By Cyrus Farivar
The California Senate Budget Committee passed a comprehensive bill Wednesday aimed at expanding broadband infrastructure across the state, setting up all-but-certain passage in the state Assembly and the Senate.
Gov. Gavin Newsom, a Democrat, announced his support for the bill this week, calling it “historic,” but it was unknown when precisely he would sign it into law.
If the bill is enacted, the state would spend $5.25 billion on broadband expansion, including $3.25 billion on a so-called open-access middle-mile network. The wonky term describes the often expensive network infrastructure connecting the so-called internet “backbone” to the “last mile,” where a local internet service provider, or ISP, connects to individual households. The “open-access” term means both public and private ISPs would be able to connect equally.
While there such publicly funded networks in other states, the California version would be likely to be a much greater state-level network than has been built anywhere else in the country. Broadband experts say such middle-mile networks can encourage new ISPs to build faster and less expensive access to the internet to compete with existing providers.
It can be difficult and expensive to connect the landing stations, sometimes called global connection points, to local providers. The problem is often worsened in poorer and rural areas because large ISPs may not see them as profitable.
In an op-ed published Wednesday in Capitol Weekly, a state government-focused publication, the head of the California Cable & Telecommunications Association, an industry group, asked that the bill be amended to focus largely on “unserved” areas where not even a single provider offers minimal broadband service. AT&T made similar comments in a letter to the governor last month.
But Vinhcent Le, a technology equity lawyer with the Greenlining Institute, an advocacy organization in Oakland, said large ISPs see the bill as a “huge deal” that could spur new competition with incumbent providers, like AT&T, even in major urban areas.

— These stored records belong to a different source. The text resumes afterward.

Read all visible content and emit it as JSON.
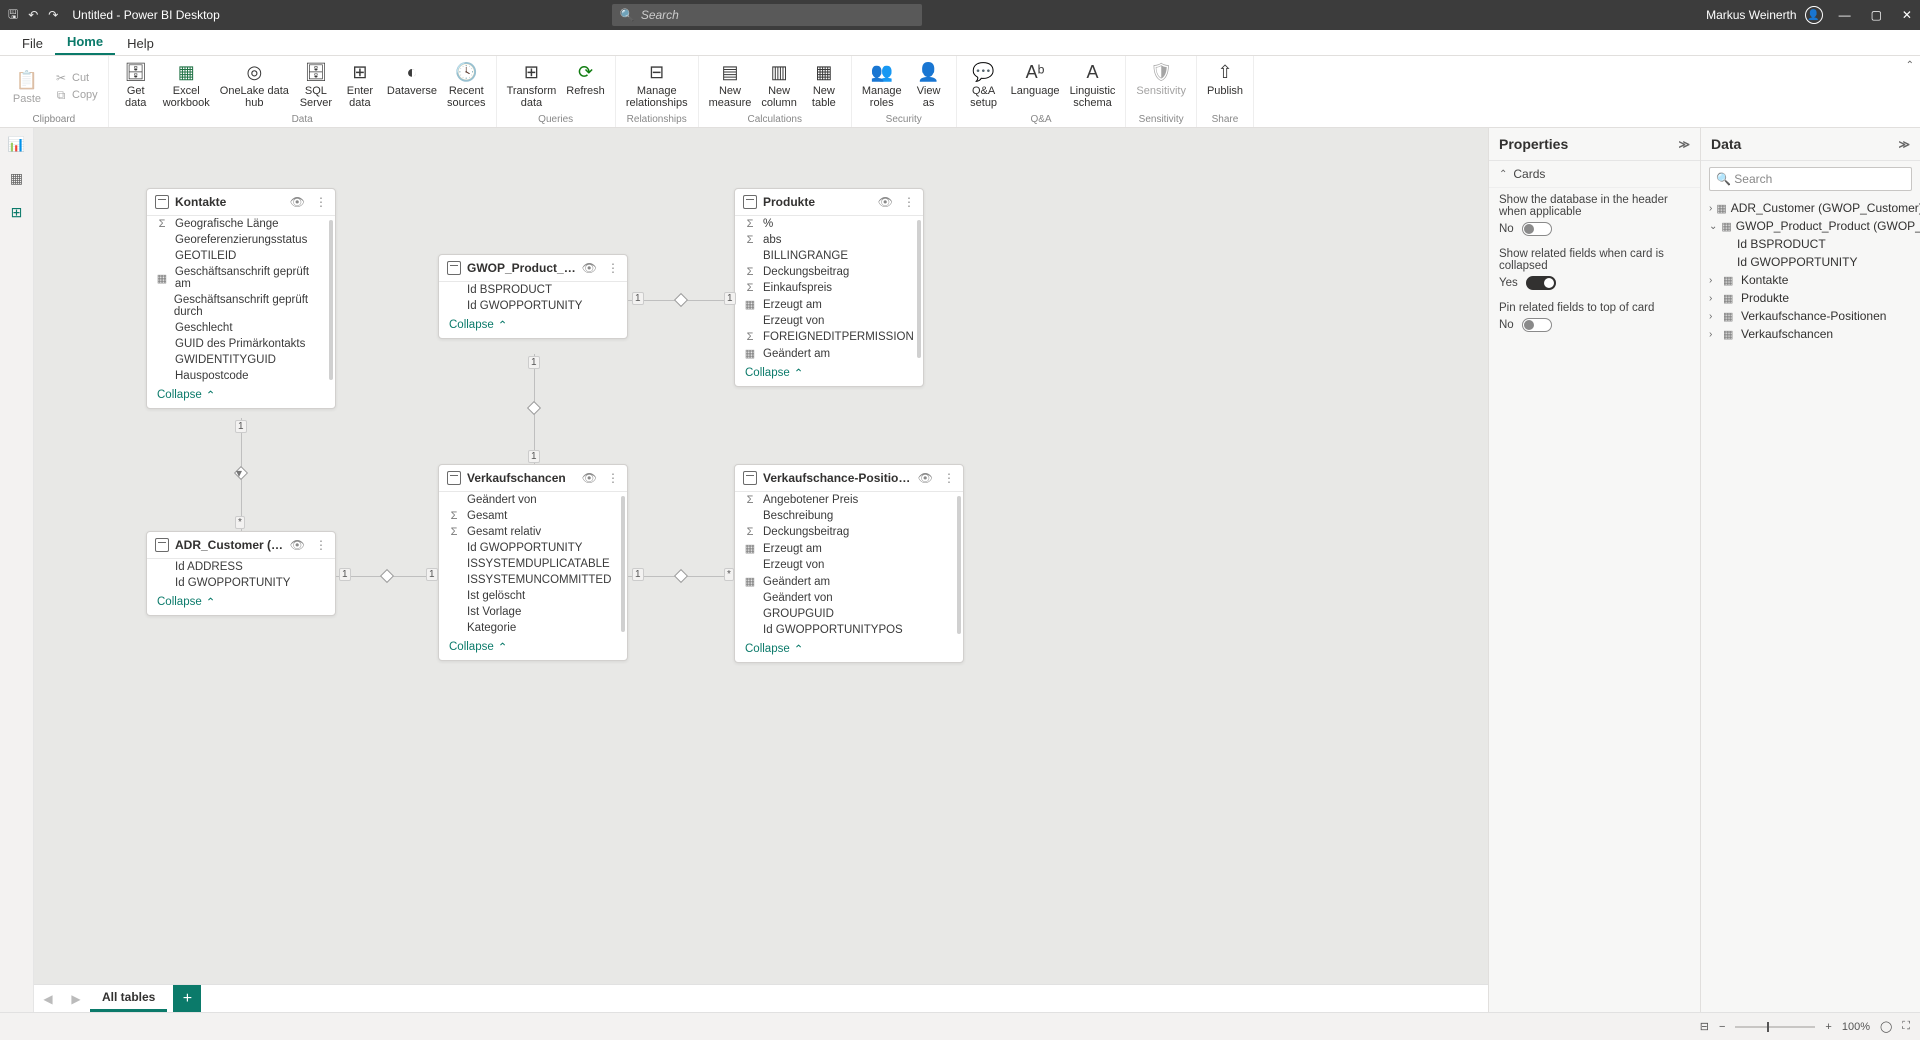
{
  "app": {
    "title": "Untitled - Power BI Desktop",
    "user": "Markus Weinerth",
    "search_placeholder": "Search"
  },
  "menu": {
    "file": "File",
    "home": "Home",
    "help": "Help"
  },
  "ribbon": {
    "clipboard": {
      "paste": "Paste",
      "cut": "Cut",
      "copy": "Copy",
      "label": "Clipboard"
    },
    "data": {
      "get_data": "Get\ndata",
      "excel": "Excel\nworkbook",
      "onelake": "OneLake data\nhub",
      "sql": "SQL\nServer",
      "enter": "Enter\ndata",
      "dataverse": "Dataverse",
      "recent": "Recent\nsources",
      "label": "Data"
    },
    "queries": {
      "transform": "Transform\ndata",
      "refresh": "Refresh",
      "label": "Queries"
    },
    "relationships": {
      "manage": "Manage\nrelationships",
      "label": "Relationships"
    },
    "calculations": {
      "measure": "New\nmeasure",
      "column": "New\ncolumn",
      "table": "New\ntable",
      "label": "Calculations"
    },
    "security": {
      "roles": "Manage\nroles",
      "view": "View\nas",
      "label": "Security"
    },
    "qa": {
      "setup": "Q&A\nsetup",
      "language": "Language",
      "linguistic": "Linguistic\nschema",
      "label": "Q&A"
    },
    "sensitivity": {
      "btn": "Sensitivity",
      "label": "Sensitivity"
    },
    "share": {
      "publish": "Publish",
      "label": "Share"
    }
  },
  "cards": {
    "kontakte": {
      "title": "Kontakte",
      "collapse": "Collapse",
      "fields": [
        {
          "icn": "Σ",
          "name": "Geografische Länge"
        },
        {
          "icn": "",
          "name": "Georeferenzierungsstatus"
        },
        {
          "icn": "",
          "name": "GEOTILEID"
        },
        {
          "icn": "▦",
          "name": "Geschäftsanschrift geprüft am"
        },
        {
          "icn": "",
          "name": "Geschäftsanschrift geprüft durch"
        },
        {
          "icn": "",
          "name": "Geschlecht"
        },
        {
          "icn": "",
          "name": "GUID des Primärkontakts"
        },
        {
          "icn": "",
          "name": "GWIDENTITYGUID"
        },
        {
          "icn": "",
          "name": "Hauspostcode"
        }
      ]
    },
    "gwop_prod": {
      "title": "GWOP_Product_Prod...",
      "collapse": "Collapse",
      "fields": [
        {
          "icn": "",
          "name": "Id BSPRODUCT"
        },
        {
          "icn": "",
          "name": "Id GWOPPORTUNITY"
        }
      ]
    },
    "produkte": {
      "title": "Produkte",
      "collapse": "Collapse",
      "fields": [
        {
          "icn": "Σ",
          "name": "%"
        },
        {
          "icn": "Σ",
          "name": "abs"
        },
        {
          "icn": "",
          "name": "BILLINGRANGE"
        },
        {
          "icn": "Σ",
          "name": "Deckungsbeitrag"
        },
        {
          "icn": "Σ",
          "name": "Einkaufspreis"
        },
        {
          "icn": "▦",
          "name": "Erzeugt am"
        },
        {
          "icn": "",
          "name": "Erzeugt von"
        },
        {
          "icn": "Σ",
          "name": "FOREIGNEDITPERMISSION"
        },
        {
          "icn": "▦",
          "name": "Geändert am"
        }
      ]
    },
    "adr_cust": {
      "title": "ADR_Customer (GWO...",
      "collapse": "Collapse",
      "fields": [
        {
          "icn": "",
          "name": "Id ADDRESS"
        },
        {
          "icn": "",
          "name": "Id GWOPPORTUNITY"
        }
      ]
    },
    "verkaufschancen": {
      "title": "Verkaufschancen",
      "collapse": "Collapse",
      "fields": [
        {
          "icn": "",
          "name": "Geändert von"
        },
        {
          "icn": "Σ",
          "name": "Gesamt"
        },
        {
          "icn": "Σ",
          "name": "Gesamt relativ"
        },
        {
          "icn": "",
          "name": "Id GWOPPORTUNITY"
        },
        {
          "icn": "",
          "name": "ISSYSTEMDUPLICATABLE"
        },
        {
          "icn": "",
          "name": "ISSYSTEMUNCOMMITTED"
        },
        {
          "icn": "",
          "name": "Ist gelöscht"
        },
        {
          "icn": "",
          "name": "Ist Vorlage"
        },
        {
          "icn": "",
          "name": "Kategorie"
        }
      ]
    },
    "verkaufschance_pos": {
      "title": "Verkaufschance-Positionen",
      "collapse": "Collapse",
      "fields": [
        {
          "icn": "Σ",
          "name": "Angebotener Preis"
        },
        {
          "icn": "",
          "name": "Beschreibung"
        },
        {
          "icn": "Σ",
          "name": "Deckungsbeitrag"
        },
        {
          "icn": "▦",
          "name": "Erzeugt am"
        },
        {
          "icn": "",
          "name": "Erzeugt von"
        },
        {
          "icn": "▦",
          "name": "Geändert am"
        },
        {
          "icn": "",
          "name": "Geändert von"
        },
        {
          "icn": "",
          "name": "GROUPGUID"
        },
        {
          "icn": "",
          "name": "Id GWOPPORTUNITYPOS"
        }
      ]
    }
  },
  "rel_labels": {
    "one": "1",
    "many": "*"
  },
  "properties": {
    "title": "Properties",
    "section_cards": "Cards",
    "show_db": "Show the database in the header when applicable",
    "show_related": "Show related fields when card is collapsed",
    "pin_related": "Pin related fields to top of card",
    "no": "No",
    "yes": "Yes"
  },
  "data_pane": {
    "title": "Data",
    "search": "Search",
    "items": [
      {
        "type": "t",
        "name": "ADR_Customer (GWOP_Customer)",
        "open": false
      },
      {
        "type": "t",
        "name": "GWOP_Product_Product (GWOP_Product)",
        "open": true
      },
      {
        "type": "f",
        "name": "Id BSPRODUCT"
      },
      {
        "type": "f",
        "name": "Id GWOPPORTUNITY"
      },
      {
        "type": "t",
        "name": "Kontakte",
        "open": false
      },
      {
        "type": "t",
        "name": "Produkte",
        "open": false
      },
      {
        "type": "t",
        "name": "Verkaufschance-Positionen",
        "open": false
      },
      {
        "type": "t",
        "name": "Verkaufschancen",
        "open": false
      }
    ]
  },
  "tabs": {
    "all_tables": "All tables"
  },
  "status": {
    "zoom": "100%"
  }
}
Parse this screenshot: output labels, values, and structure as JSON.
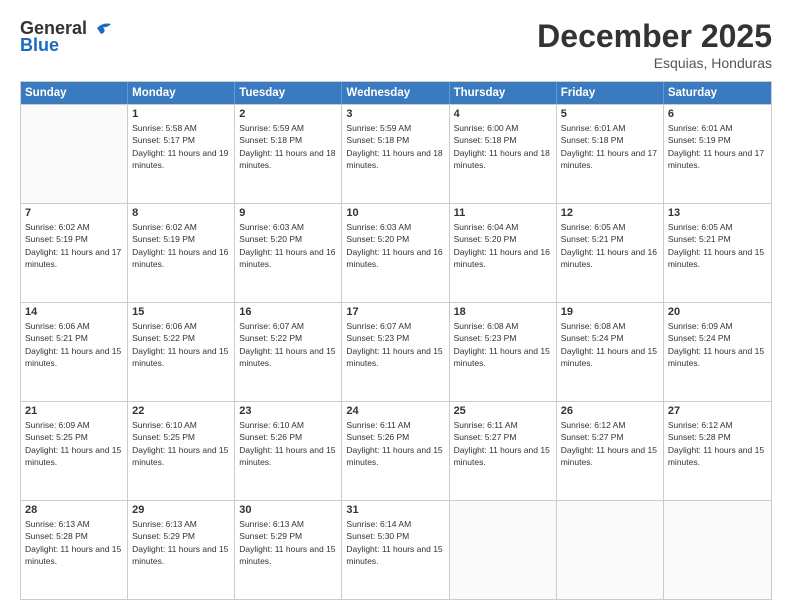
{
  "logo": {
    "general": "General",
    "blue": "Blue"
  },
  "title": "December 2025",
  "subtitle": "Esquias, Honduras",
  "header_days": [
    "Sunday",
    "Monday",
    "Tuesday",
    "Wednesday",
    "Thursday",
    "Friday",
    "Saturday"
  ],
  "weeks": [
    [
      {
        "day": "",
        "sunrise": "",
        "sunset": "",
        "daylight": ""
      },
      {
        "day": "1",
        "sunrise": "Sunrise: 5:58 AM",
        "sunset": "Sunset: 5:17 PM",
        "daylight": "Daylight: 11 hours and 19 minutes."
      },
      {
        "day": "2",
        "sunrise": "Sunrise: 5:59 AM",
        "sunset": "Sunset: 5:18 PM",
        "daylight": "Daylight: 11 hours and 18 minutes."
      },
      {
        "day": "3",
        "sunrise": "Sunrise: 5:59 AM",
        "sunset": "Sunset: 5:18 PM",
        "daylight": "Daylight: 11 hours and 18 minutes."
      },
      {
        "day": "4",
        "sunrise": "Sunrise: 6:00 AM",
        "sunset": "Sunset: 5:18 PM",
        "daylight": "Daylight: 11 hours and 18 minutes."
      },
      {
        "day": "5",
        "sunrise": "Sunrise: 6:01 AM",
        "sunset": "Sunset: 5:18 PM",
        "daylight": "Daylight: 11 hours and 17 minutes."
      },
      {
        "day": "6",
        "sunrise": "Sunrise: 6:01 AM",
        "sunset": "Sunset: 5:19 PM",
        "daylight": "Daylight: 11 hours and 17 minutes."
      }
    ],
    [
      {
        "day": "7",
        "sunrise": "Sunrise: 6:02 AM",
        "sunset": "Sunset: 5:19 PM",
        "daylight": "Daylight: 11 hours and 17 minutes."
      },
      {
        "day": "8",
        "sunrise": "Sunrise: 6:02 AM",
        "sunset": "Sunset: 5:19 PM",
        "daylight": "Daylight: 11 hours and 16 minutes."
      },
      {
        "day": "9",
        "sunrise": "Sunrise: 6:03 AM",
        "sunset": "Sunset: 5:20 PM",
        "daylight": "Daylight: 11 hours and 16 minutes."
      },
      {
        "day": "10",
        "sunrise": "Sunrise: 6:03 AM",
        "sunset": "Sunset: 5:20 PM",
        "daylight": "Daylight: 11 hours and 16 minutes."
      },
      {
        "day": "11",
        "sunrise": "Sunrise: 6:04 AM",
        "sunset": "Sunset: 5:20 PM",
        "daylight": "Daylight: 11 hours and 16 minutes."
      },
      {
        "day": "12",
        "sunrise": "Sunrise: 6:05 AM",
        "sunset": "Sunset: 5:21 PM",
        "daylight": "Daylight: 11 hours and 16 minutes."
      },
      {
        "day": "13",
        "sunrise": "Sunrise: 6:05 AM",
        "sunset": "Sunset: 5:21 PM",
        "daylight": "Daylight: 11 hours and 15 minutes."
      }
    ],
    [
      {
        "day": "14",
        "sunrise": "Sunrise: 6:06 AM",
        "sunset": "Sunset: 5:21 PM",
        "daylight": "Daylight: 11 hours and 15 minutes."
      },
      {
        "day": "15",
        "sunrise": "Sunrise: 6:06 AM",
        "sunset": "Sunset: 5:22 PM",
        "daylight": "Daylight: 11 hours and 15 minutes."
      },
      {
        "day": "16",
        "sunrise": "Sunrise: 6:07 AM",
        "sunset": "Sunset: 5:22 PM",
        "daylight": "Daylight: 11 hours and 15 minutes."
      },
      {
        "day": "17",
        "sunrise": "Sunrise: 6:07 AM",
        "sunset": "Sunset: 5:23 PM",
        "daylight": "Daylight: 11 hours and 15 minutes."
      },
      {
        "day": "18",
        "sunrise": "Sunrise: 6:08 AM",
        "sunset": "Sunset: 5:23 PM",
        "daylight": "Daylight: 11 hours and 15 minutes."
      },
      {
        "day": "19",
        "sunrise": "Sunrise: 6:08 AM",
        "sunset": "Sunset: 5:24 PM",
        "daylight": "Daylight: 11 hours and 15 minutes."
      },
      {
        "day": "20",
        "sunrise": "Sunrise: 6:09 AM",
        "sunset": "Sunset: 5:24 PM",
        "daylight": "Daylight: 11 hours and 15 minutes."
      }
    ],
    [
      {
        "day": "21",
        "sunrise": "Sunrise: 6:09 AM",
        "sunset": "Sunset: 5:25 PM",
        "daylight": "Daylight: 11 hours and 15 minutes."
      },
      {
        "day": "22",
        "sunrise": "Sunrise: 6:10 AM",
        "sunset": "Sunset: 5:25 PM",
        "daylight": "Daylight: 11 hours and 15 minutes."
      },
      {
        "day": "23",
        "sunrise": "Sunrise: 6:10 AM",
        "sunset": "Sunset: 5:26 PM",
        "daylight": "Daylight: 11 hours and 15 minutes."
      },
      {
        "day": "24",
        "sunrise": "Sunrise: 6:11 AM",
        "sunset": "Sunset: 5:26 PM",
        "daylight": "Daylight: 11 hours and 15 minutes."
      },
      {
        "day": "25",
        "sunrise": "Sunrise: 6:11 AM",
        "sunset": "Sunset: 5:27 PM",
        "daylight": "Daylight: 11 hours and 15 minutes."
      },
      {
        "day": "26",
        "sunrise": "Sunrise: 6:12 AM",
        "sunset": "Sunset: 5:27 PM",
        "daylight": "Daylight: 11 hours and 15 minutes."
      },
      {
        "day": "27",
        "sunrise": "Sunrise: 6:12 AM",
        "sunset": "Sunset: 5:28 PM",
        "daylight": "Daylight: 11 hours and 15 minutes."
      }
    ],
    [
      {
        "day": "28",
        "sunrise": "Sunrise: 6:13 AM",
        "sunset": "Sunset: 5:28 PM",
        "daylight": "Daylight: 11 hours and 15 minutes."
      },
      {
        "day": "29",
        "sunrise": "Sunrise: 6:13 AM",
        "sunset": "Sunset: 5:29 PM",
        "daylight": "Daylight: 11 hours and 15 minutes."
      },
      {
        "day": "30",
        "sunrise": "Sunrise: 6:13 AM",
        "sunset": "Sunset: 5:29 PM",
        "daylight": "Daylight: 11 hours and 15 minutes."
      },
      {
        "day": "31",
        "sunrise": "Sunrise: 6:14 AM",
        "sunset": "Sunset: 5:30 PM",
        "daylight": "Daylight: 11 hours and 15 minutes."
      },
      {
        "day": "",
        "sunrise": "",
        "sunset": "",
        "daylight": ""
      },
      {
        "day": "",
        "sunrise": "",
        "sunset": "",
        "daylight": ""
      },
      {
        "day": "",
        "sunrise": "",
        "sunset": "",
        "daylight": ""
      }
    ]
  ]
}
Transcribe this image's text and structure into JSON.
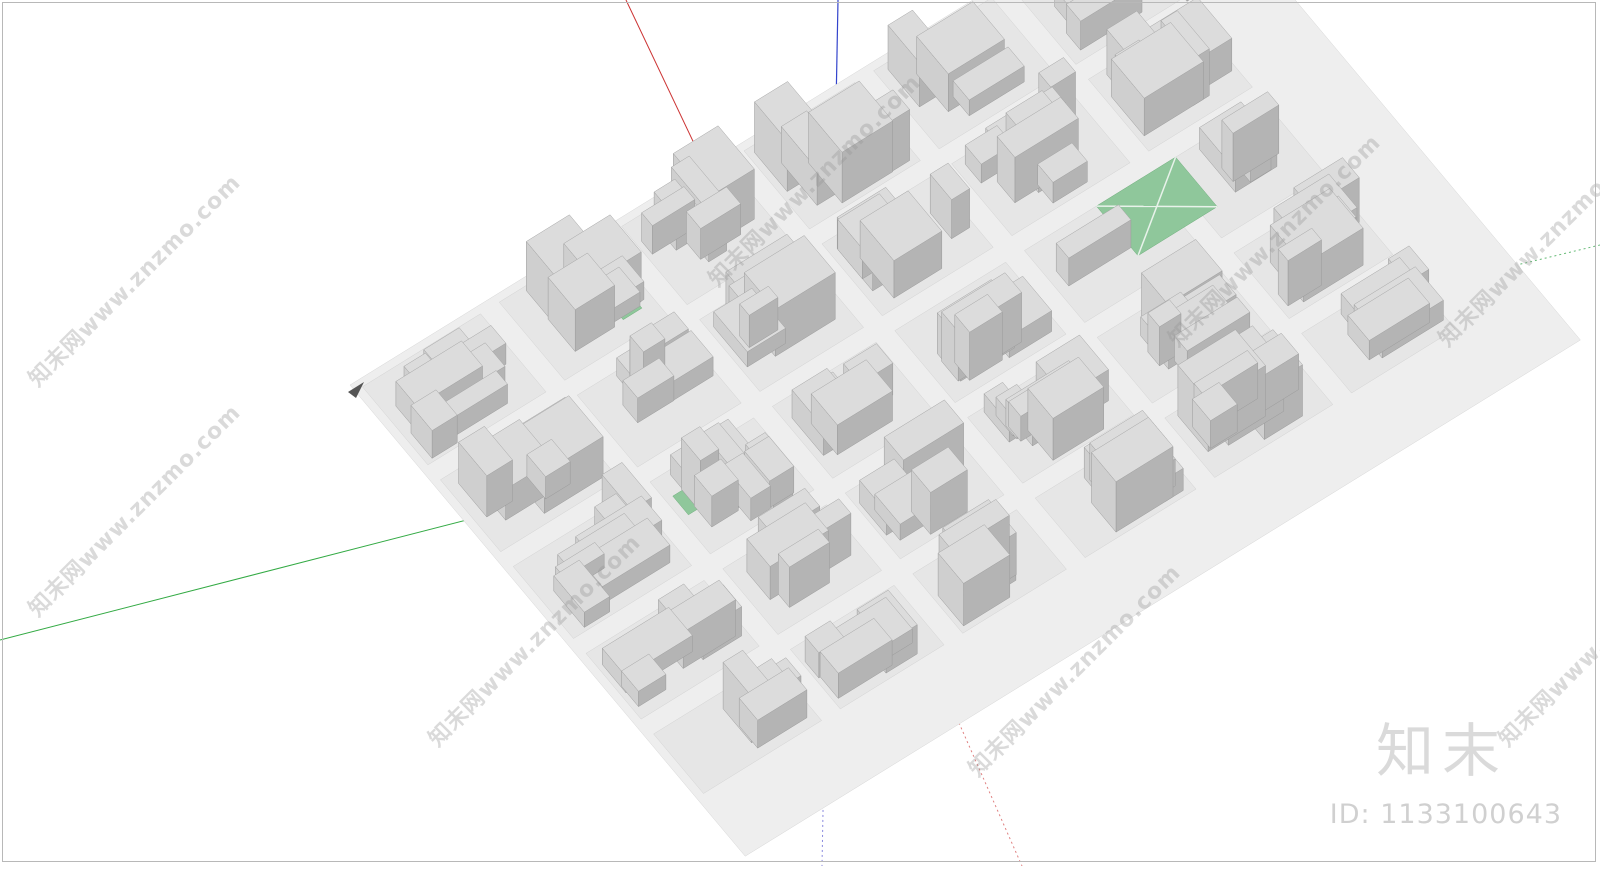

“I think this is something that should have been done 10 years ago,” he said.
During the hearing Wednesday, Sen. Mike McGuire, a Democrat who represents Marin County, north of San Francisco, and a coastal stretch to the Oregon border, said the state cannot rely on private companies to expand access statewide.
“We’re not in it for the profit. This state is in it for the people,” he said. “More competition will bring down the prices for everyone in this state.”
California’s nonpartisan legislative research arm, the Legislative Analyst’s Office, found last month that poorer households across the state largely correlate with lower broadband adoption rates.
Similarly, the broader American digital divide was starkly illustrated last month when the National Telecommunications and Information Administration published a comprehensive map showing that many poor, rural and tribal areas of the country lack quality and affordable service.
“California is blessed with having a lot of global connection points,” said Ernesto Falcon, a lawyer with the Electronic Frontier Foundation, a digital advocacy group.
“What the state is designing to do is bridge the capacity gap between the backbone to all communities,” Falcon said. “If global connections are LAX [Los Angeles International Airport], then this is building the way for people to take a freeway to get to the world.”